Part 4: Keeping it safe
Dangers of 4IR
4IR is not only a valuable tool for corporations, it also maintains a lot of the critical infrastructure that allows complex modern societies to function at all. Power production and water distribution are examples. In the future, driverless cars, drones, and others will become part of this ecosystem, with critical safety features integrated into them. Increasingly, 4IR is driving warfare and competition between states through the use of soft power, dissemination of propaganda, theft of IP, and over the horizon attacks. It is now easier to steal a high-end car by sniffing the rf code on an electronic key than with a crowbar and a credit card.
Jefferson wrote, “The price of freedom is eternal vigilance.”. However, how do you square the circle of 4IR, which relies on the democratization of technology, against the criminals and states that seek to harm? Lenin’s belief that ‘no revolution is worth anything unless it can be defended’ has never been more accurate. One can guess he would have preferred IOS to Android.
In general, the 4IR in its present form has been welcomed by society precisely because of its invisibility. Consumer-focused services and products just get incrementally better over time. The sentiment can quickly turn sour when things go wrong, especially when it comes to data breaches and leaking of customer information. As the pandemic has shown, trust in science and reassurances from experts are no longer as persuasive as they once were. In a world where technology fundamentally alters the interaction between man and machine, creating trust is essential. Cybersecurity paradigms of the past must be upgraded to keep up with the new realities and allow 4IR to develop further.
With 4IR, data protection is being enhanced to offer similar levels of protection during transit and storage. For the cybersecurity industry, the challenge lies in unlocking and securing data in use, as well as protecting applications and AI models. As mentioned in the final report by the National Security Commission on Artificial Intelligence, living adversaries are exploiting AI to mount cybersecurity attacks that render current 20th-century techniques useless. The best approach for unleashing the power of data and AI while safeguarding them is zero trust, along with its sibling, confidential computing. This two-pronged approach assumes all systems are already compromised. Zero trust relies on authentication at the entry point into the specific data required using many different devices and data points. A critical part of confidential computing is securing the data that is in use. The data can be computed by multiple parties within an organization, its partners, and even competitors without a direct connection to any one of them.

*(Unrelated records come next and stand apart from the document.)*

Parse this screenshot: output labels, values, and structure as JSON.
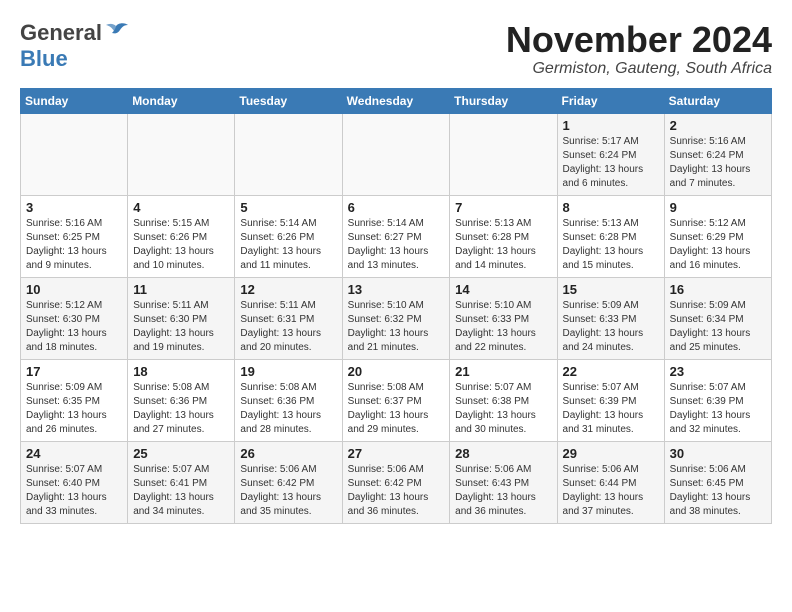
{
  "header": {
    "logo_general": "General",
    "logo_blue": "Blue",
    "title": "November 2024",
    "location": "Germiston, Gauteng, South Africa"
  },
  "days_of_week": [
    "Sunday",
    "Monday",
    "Tuesday",
    "Wednesday",
    "Thursday",
    "Friday",
    "Saturday"
  ],
  "weeks": [
    [
      {
        "day": "",
        "info": ""
      },
      {
        "day": "",
        "info": ""
      },
      {
        "day": "",
        "info": ""
      },
      {
        "day": "",
        "info": ""
      },
      {
        "day": "",
        "info": ""
      },
      {
        "day": "1",
        "info": "Sunrise: 5:17 AM\nSunset: 6:24 PM\nDaylight: 13 hours and 6 minutes."
      },
      {
        "day": "2",
        "info": "Sunrise: 5:16 AM\nSunset: 6:24 PM\nDaylight: 13 hours and 7 minutes."
      }
    ],
    [
      {
        "day": "3",
        "info": "Sunrise: 5:16 AM\nSunset: 6:25 PM\nDaylight: 13 hours and 9 minutes."
      },
      {
        "day": "4",
        "info": "Sunrise: 5:15 AM\nSunset: 6:26 PM\nDaylight: 13 hours and 10 minutes."
      },
      {
        "day": "5",
        "info": "Sunrise: 5:14 AM\nSunset: 6:26 PM\nDaylight: 13 hours and 11 minutes."
      },
      {
        "day": "6",
        "info": "Sunrise: 5:14 AM\nSunset: 6:27 PM\nDaylight: 13 hours and 13 minutes."
      },
      {
        "day": "7",
        "info": "Sunrise: 5:13 AM\nSunset: 6:28 PM\nDaylight: 13 hours and 14 minutes."
      },
      {
        "day": "8",
        "info": "Sunrise: 5:13 AM\nSunset: 6:28 PM\nDaylight: 13 hours and 15 minutes."
      },
      {
        "day": "9",
        "info": "Sunrise: 5:12 AM\nSunset: 6:29 PM\nDaylight: 13 hours and 16 minutes."
      }
    ],
    [
      {
        "day": "10",
        "info": "Sunrise: 5:12 AM\nSunset: 6:30 PM\nDaylight: 13 hours and 18 minutes."
      },
      {
        "day": "11",
        "info": "Sunrise: 5:11 AM\nSunset: 6:30 PM\nDaylight: 13 hours and 19 minutes."
      },
      {
        "day": "12",
        "info": "Sunrise: 5:11 AM\nSunset: 6:31 PM\nDaylight: 13 hours and 20 minutes."
      },
      {
        "day": "13",
        "info": "Sunrise: 5:10 AM\nSunset: 6:32 PM\nDaylight: 13 hours and 21 minutes."
      },
      {
        "day": "14",
        "info": "Sunrise: 5:10 AM\nSunset: 6:33 PM\nDaylight: 13 hours and 22 minutes."
      },
      {
        "day": "15",
        "info": "Sunrise: 5:09 AM\nSunset: 6:33 PM\nDaylight: 13 hours and 24 minutes."
      },
      {
        "day": "16",
        "info": "Sunrise: 5:09 AM\nSunset: 6:34 PM\nDaylight: 13 hours and 25 minutes."
      }
    ],
    [
      {
        "day": "17",
        "info": "Sunrise: 5:09 AM\nSunset: 6:35 PM\nDaylight: 13 hours and 26 minutes."
      },
      {
        "day": "18",
        "info": "Sunrise: 5:08 AM\nSunset: 6:36 PM\nDaylight: 13 hours and 27 minutes."
      },
      {
        "day": "19",
        "info": "Sunrise: 5:08 AM\nSunset: 6:36 PM\nDaylight: 13 hours and 28 minutes."
      },
      {
        "day": "20",
        "info": "Sunrise: 5:08 AM\nSunset: 6:37 PM\nDaylight: 13 hours and 29 minutes."
      },
      {
        "day": "21",
        "info": "Sunrise: 5:07 AM\nSunset: 6:38 PM\nDaylight: 13 hours and 30 minutes."
      },
      {
        "day": "22",
        "info": "Sunrise: 5:07 AM\nSunset: 6:39 PM\nDaylight: 13 hours and 31 minutes."
      },
      {
        "day": "23",
        "info": "Sunrise: 5:07 AM\nSunset: 6:39 PM\nDaylight: 13 hours and 32 minutes."
      }
    ],
    [
      {
        "day": "24",
        "info": "Sunrise: 5:07 AM\nSunset: 6:40 PM\nDaylight: 13 hours and 33 minutes."
      },
      {
        "day": "25",
        "info": "Sunrise: 5:07 AM\nSunset: 6:41 PM\nDaylight: 13 hours and 34 minutes."
      },
      {
        "day": "26",
        "info": "Sunrise: 5:06 AM\nSunset: 6:42 PM\nDaylight: 13 hours and 35 minutes."
      },
      {
        "day": "27",
        "info": "Sunrise: 5:06 AM\nSunset: 6:42 PM\nDaylight: 13 hours and 36 minutes."
      },
      {
        "day": "28",
        "info": "Sunrise: 5:06 AM\nSunset: 6:43 PM\nDaylight: 13 hours and 36 minutes."
      },
      {
        "day": "29",
        "info": "Sunrise: 5:06 AM\nSunset: 6:44 PM\nDaylight: 13 hours and 37 minutes."
      },
      {
        "day": "30",
        "info": "Sunrise: 5:06 AM\nSunset: 6:45 PM\nDaylight: 13 hours and 38 minutes."
      }
    ]
  ]
}
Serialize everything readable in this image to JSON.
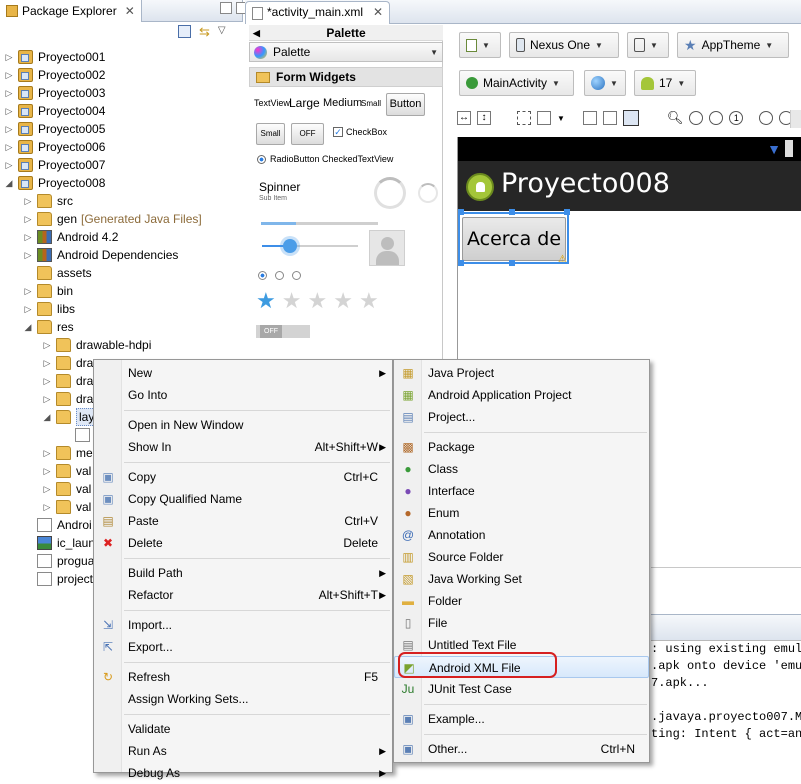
{
  "package_explorer": {
    "title": "Package Explorer",
    "tree": [
      {
        "label": "Proyecto001",
        "level": 0,
        "expander": "▷",
        "icon": "project-icon"
      },
      {
        "label": "Proyecto002",
        "level": 0,
        "expander": "▷",
        "icon": "project-icon"
      },
      {
        "label": "Proyecto003",
        "level": 0,
        "expander": "▷",
        "icon": "project-icon"
      },
      {
        "label": "Proyecto004",
        "level": 0,
        "expander": "▷",
        "icon": "project-icon"
      },
      {
        "label": "Proyecto005",
        "level": 0,
        "expander": "▷",
        "icon": "project-icon"
      },
      {
        "label": "Proyecto006",
        "level": 0,
        "expander": "▷",
        "icon": "project-icon"
      },
      {
        "label": "Proyecto007",
        "level": 0,
        "expander": "▷",
        "icon": "project-icon"
      },
      {
        "label": "Proyecto008",
        "level": 0,
        "expander": "◢",
        "icon": "project-icon"
      },
      {
        "label": "src",
        "level": 1,
        "expander": "▷",
        "icon": "folder-icon"
      },
      {
        "label": "gen",
        "suffix": "[Generated Java Files]",
        "level": 1,
        "expander": "▷",
        "icon": "folder-icon"
      },
      {
        "label": "Android 4.2",
        "level": 1,
        "expander": "▷",
        "icon": "library-icon"
      },
      {
        "label": "Android Dependencies",
        "level": 1,
        "expander": "▷",
        "icon": "library-icon"
      },
      {
        "label": "assets",
        "level": 1,
        "expander": "",
        "icon": "folder-icon"
      },
      {
        "label": "bin",
        "level": 1,
        "expander": "▷",
        "icon": "folder-icon"
      },
      {
        "label": "libs",
        "level": 1,
        "expander": "▷",
        "icon": "folder-icon"
      },
      {
        "label": "res",
        "level": 1,
        "expander": "◢",
        "icon": "folder-icon"
      },
      {
        "label": "drawable-hdpi",
        "level": 2,
        "expander": "▷",
        "icon": "folder-icon"
      },
      {
        "label": "dra",
        "level": 2,
        "expander": "▷",
        "icon": "folder-icon"
      },
      {
        "label": "dra",
        "level": 2,
        "expander": "▷",
        "icon": "folder-icon"
      },
      {
        "label": "dra",
        "level": 2,
        "expander": "▷",
        "icon": "folder-icon"
      },
      {
        "label": "lay",
        "level": 2,
        "expander": "◢",
        "icon": "folder-icon",
        "selected": true
      },
      {
        "label": "",
        "level": 3,
        "expander": "",
        "icon": "xml-file-icon"
      },
      {
        "label": "me",
        "level": 2,
        "expander": "▷",
        "icon": "folder-icon"
      },
      {
        "label": "val",
        "level": 2,
        "expander": "▷",
        "icon": "folder-icon"
      },
      {
        "label": "val",
        "level": 2,
        "expander": "▷",
        "icon": "folder-icon"
      },
      {
        "label": "val",
        "level": 2,
        "expander": "▷",
        "icon": "folder-icon"
      },
      {
        "label": "Androi",
        "level": 1,
        "expander": "",
        "icon": "manifest-icon"
      },
      {
        "label": "ic_laun",
        "level": 1,
        "expander": "",
        "icon": "image-icon"
      },
      {
        "label": "progua",
        "level": 1,
        "expander": "",
        "icon": "file-icon"
      },
      {
        "label": "project",
        "level": 1,
        "expander": "",
        "icon": "file-icon"
      }
    ]
  },
  "editor": {
    "tab_label": "*activity_main.xml",
    "palette": {
      "title": "Palette",
      "combo_label": "Palette",
      "section": "Form Widgets",
      "textview_row": [
        "TextView",
        "Large",
        "Medium",
        "Small",
        "Button"
      ],
      "small_button": "Small",
      "toggle_off": "OFF",
      "checkbox": "CheckBox",
      "radio_row": "RadioButton CheckedTextView",
      "spinner": "Spinner",
      "spinner_sub": "Sub Item",
      "switch_off": "OFF",
      "rating_stars": 5,
      "rating_filled": 1
    },
    "toolbar": {
      "device": "Nexus One",
      "theme": "AppTheme",
      "activity": "MainActivity",
      "api": "17"
    },
    "device_preview": {
      "app_title": "Proyecto008",
      "button_text": "Acerca de"
    },
    "console_lines": [
      ": using existing emula",
      ".apk onto device 'emul",
      "7.apk...",
      "",
      ".javaya.proyecto007.Ma",
      "ting: Intent { act=and"
    ]
  },
  "context_menu": {
    "items": [
      {
        "label": "New",
        "submenu": true
      },
      {
        "label": "Go Into"
      },
      {
        "sep": true
      },
      {
        "label": "Open in New Window"
      },
      {
        "label": "Show In",
        "shortcut": "Alt+Shift+W",
        "submenu": true
      },
      {
        "sep": true
      },
      {
        "label": "Copy",
        "shortcut": "Ctrl+C",
        "icon": "copy-icon"
      },
      {
        "label": "Copy Qualified Name",
        "icon": "copy-icon"
      },
      {
        "label": "Paste",
        "shortcut": "Ctrl+V",
        "icon": "paste-icon"
      },
      {
        "label": "Delete",
        "shortcut": "Delete",
        "icon": "delete-icon"
      },
      {
        "sep": true
      },
      {
        "label": "Build Path",
        "submenu": true
      },
      {
        "label": "Refactor",
        "shortcut": "Alt+Shift+T",
        "submenu": true
      },
      {
        "sep": true
      },
      {
        "label": "Import...",
        "icon": "import-icon"
      },
      {
        "label": "Export...",
        "icon": "export-icon"
      },
      {
        "sep": true
      },
      {
        "label": "Refresh",
        "shortcut": "F5",
        "icon": "refresh-icon"
      },
      {
        "label": "Assign Working Sets..."
      },
      {
        "sep": true
      },
      {
        "label": "Validate"
      },
      {
        "label": "Run As",
        "submenu": true
      },
      {
        "label": "Debug As",
        "submenu": true
      }
    ]
  },
  "new_submenu": {
    "items": [
      {
        "label": "Java Project",
        "icon": "java-project-icon"
      },
      {
        "label": "Android Application Project",
        "icon": "android-project-icon"
      },
      {
        "label": "Project...",
        "icon": "project-wizard-icon"
      },
      {
        "sep": true
      },
      {
        "label": "Package",
        "icon": "package-icon"
      },
      {
        "label": "Class",
        "icon": "class-icon"
      },
      {
        "label": "Interface",
        "icon": "interface-icon"
      },
      {
        "label": "Enum",
        "icon": "enum-icon"
      },
      {
        "label": "Annotation",
        "icon": "annotation-icon"
      },
      {
        "label": "Source Folder",
        "icon": "source-folder-icon"
      },
      {
        "label": "Java Working Set",
        "icon": "working-set-icon"
      },
      {
        "label": "Folder",
        "icon": "folder-icon"
      },
      {
        "label": "File",
        "icon": "file-icon"
      },
      {
        "label": "Untitled Text File",
        "icon": "text-file-icon"
      },
      {
        "label": "Android XML File",
        "icon": "android-xml-icon",
        "highlighted": true
      },
      {
        "label": "JUnit Test Case",
        "icon": "junit-icon"
      },
      {
        "sep": true
      },
      {
        "label": "Example...",
        "icon": "example-icon"
      },
      {
        "sep": true
      },
      {
        "label": "Other...",
        "shortcut": "Ctrl+N",
        "icon": "other-icon"
      }
    ]
  },
  "colors": {
    "highlight_ring": "#d62020",
    "selection_blue": "#3d8ee8",
    "android_green": "#a4c639"
  }
}
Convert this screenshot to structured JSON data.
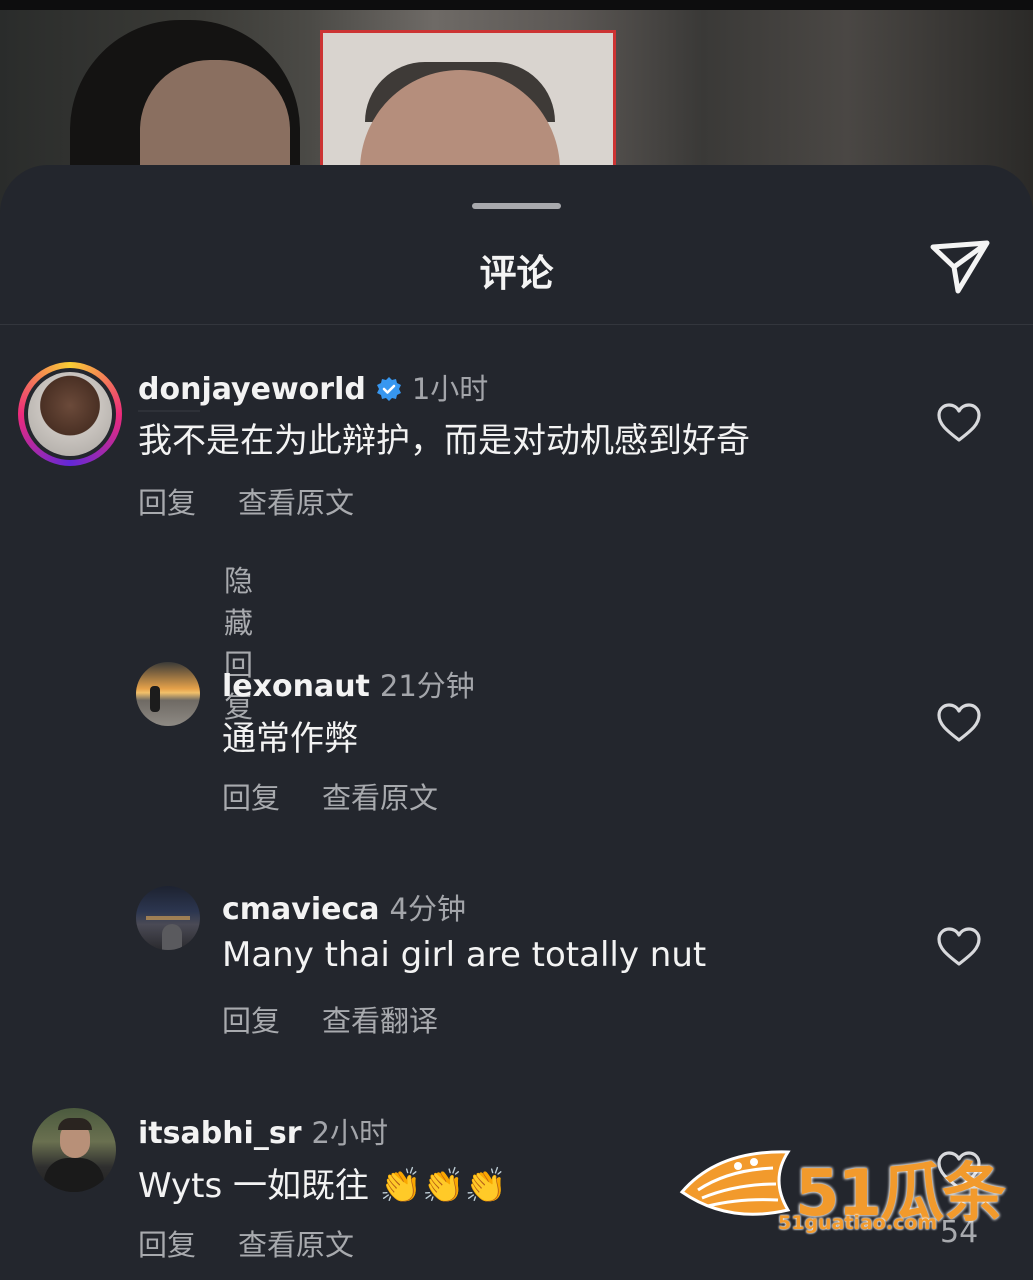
{
  "header": {
    "title": "评论"
  },
  "comments": [
    {
      "username": "donjayeworld",
      "verified": true,
      "time": "1小时",
      "text": "我不是在为此辩护，而是对动机感到好奇",
      "reply_label": "回复",
      "secondary_label": "查看原文",
      "hide_replies_label": "隐藏回复"
    },
    {
      "username": "lexonaut",
      "time": "21分钟",
      "text": "通常作弊",
      "reply_label": "回复",
      "secondary_label": "查看原文"
    },
    {
      "username": "cmavieca",
      "time": "4分钟",
      "text": "Many thai girl are totally nut",
      "reply_label": "回复",
      "secondary_label": "查看翻译"
    },
    {
      "username": "itsabhi_sr",
      "time": "2小时",
      "text": "Wyts 一如既往 👏👏👏",
      "reply_label": "回复",
      "secondary_label": "查看原文",
      "like_count": "54"
    }
  ],
  "watermark": {
    "brand": "51瓜条",
    "url": "51guatiao.com"
  },
  "colors": {
    "sheet": "#23262d",
    "verified": "#3797f0",
    "watermark": "#f29a2c",
    "story_ring": [
      "#f9ce34",
      "#ee2a7b",
      "#6228d7"
    ]
  },
  "icons": [
    "send-icon",
    "verified-icon",
    "heart-icon",
    "avatar"
  ]
}
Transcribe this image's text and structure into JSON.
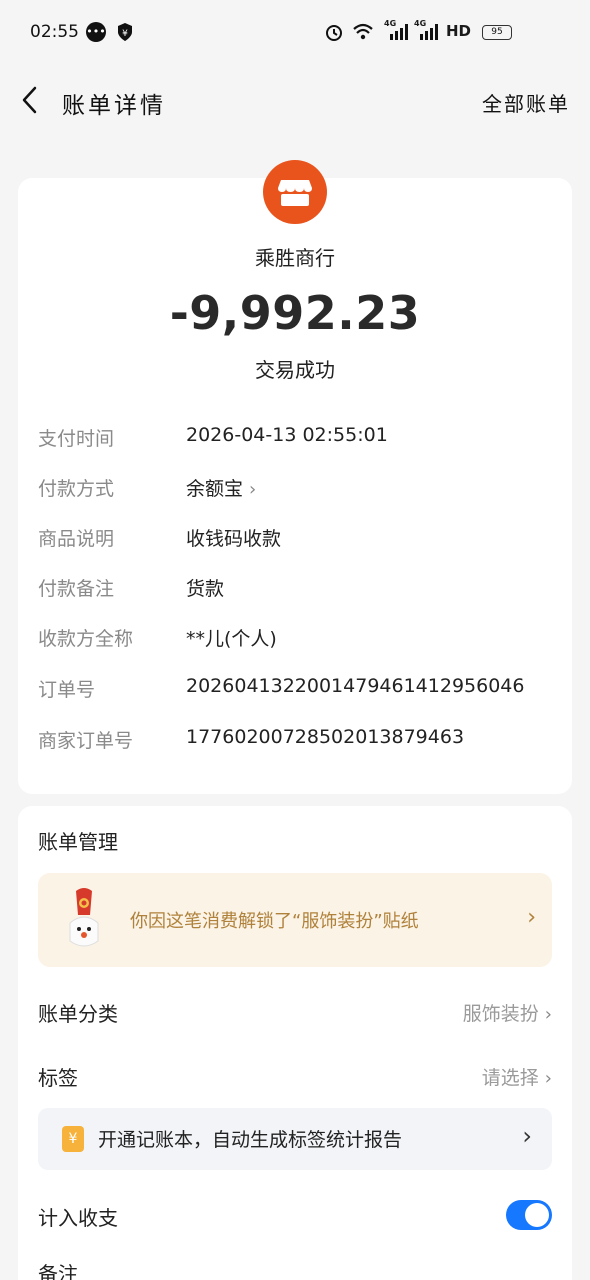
{
  "status_bar": {
    "time": "02:55",
    "network_1": "4G",
    "network_2": "4G",
    "hd_label": "HD",
    "battery": "95"
  },
  "nav": {
    "title": "账单详情",
    "right_link": "全部账单"
  },
  "transaction": {
    "merchant": "乘胜商行",
    "amount": "-9,992.23",
    "status": "交易成功",
    "shop_color": "#e9541c"
  },
  "details": [
    {
      "label": "支付时间",
      "value": "2026-04-13 02:55:01"
    },
    {
      "label": "付款方式",
      "value": "余额宝"
    },
    {
      "label": "商品说明",
      "value": "收钱码收款"
    },
    {
      "label": "付款备注",
      "value": "货款"
    },
    {
      "label": "收款方全称",
      "value": "**儿(个人)"
    },
    {
      "label": "订单号",
      "value": "2026041322001479461412956046"
    },
    {
      "label": "商家订单号",
      "value": "17760200728502013879463"
    }
  ],
  "manage": {
    "title": "账单管理",
    "sticker_text": "你因这笔消费解锁了“服饰装扮”贴纸",
    "category_label": "账单分类",
    "category_value": "服饰装扮",
    "tag_label": "标签",
    "tag_value": "请选择",
    "ledger_text": "开通记账本，自动生成标签统计报告",
    "income_label": "计入收支",
    "income_toggle_on": true,
    "note_label": "备注",
    "accent_color": "#1677ff"
  }
}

Based on how the data will be used in the real world, there are several approaches to confidential computing that can be combined or chosen separately.
Choosing the right approach depends on its intended use.
- Latency on the Network – how important is it to include network latency when AI reaches a decision? The use of AI for autonomous vehicles with level 4 and 5 capabilities is an example. A round trip to the cloud might be costly when a split-second decision is crucial to avoiding a collision.
- Scalability and speed – where massive amounts of data and computing power are required, they may require specialized GPUs and CPUs. Be sure to also consider the required bandwidth based on how much data needs to be moved within your infrastructure..
- End to end security – Having expertise in the development and security of a network or an operational trust model to protect the environment using confidential computing and zero trust.
- Control – Is the most appropriate security and privacy strategy to be implemented in a data center, close to the edge, at the access point, or in the cloud?
Whatever the circumstances, as these articles have hopefully shown, 4IR, with all its transformational powers on business and society, is only as good as the security that protects it. UltimaIt is critical for industries and infrastructure to be protected under 4IR, and society will reject this technology if the dangers it can bring outweigh the benefits.
About the author:
Gaurav Sharma is the Vice President of North America at HUB Security. Gaurav is responsible for developing go-to-market strategies and partnerships in the field of Confidential Computing Security. He has advised large and high-growth businesses on emerging trends in cybersecurity during his tenure at Deloitte, CA, IBM and various startups. He holds a master’s degree in Computer Science and is passionate about establishing digital trust to unlock the potential of new technologies. His other love for music has brought him to Los Angeles.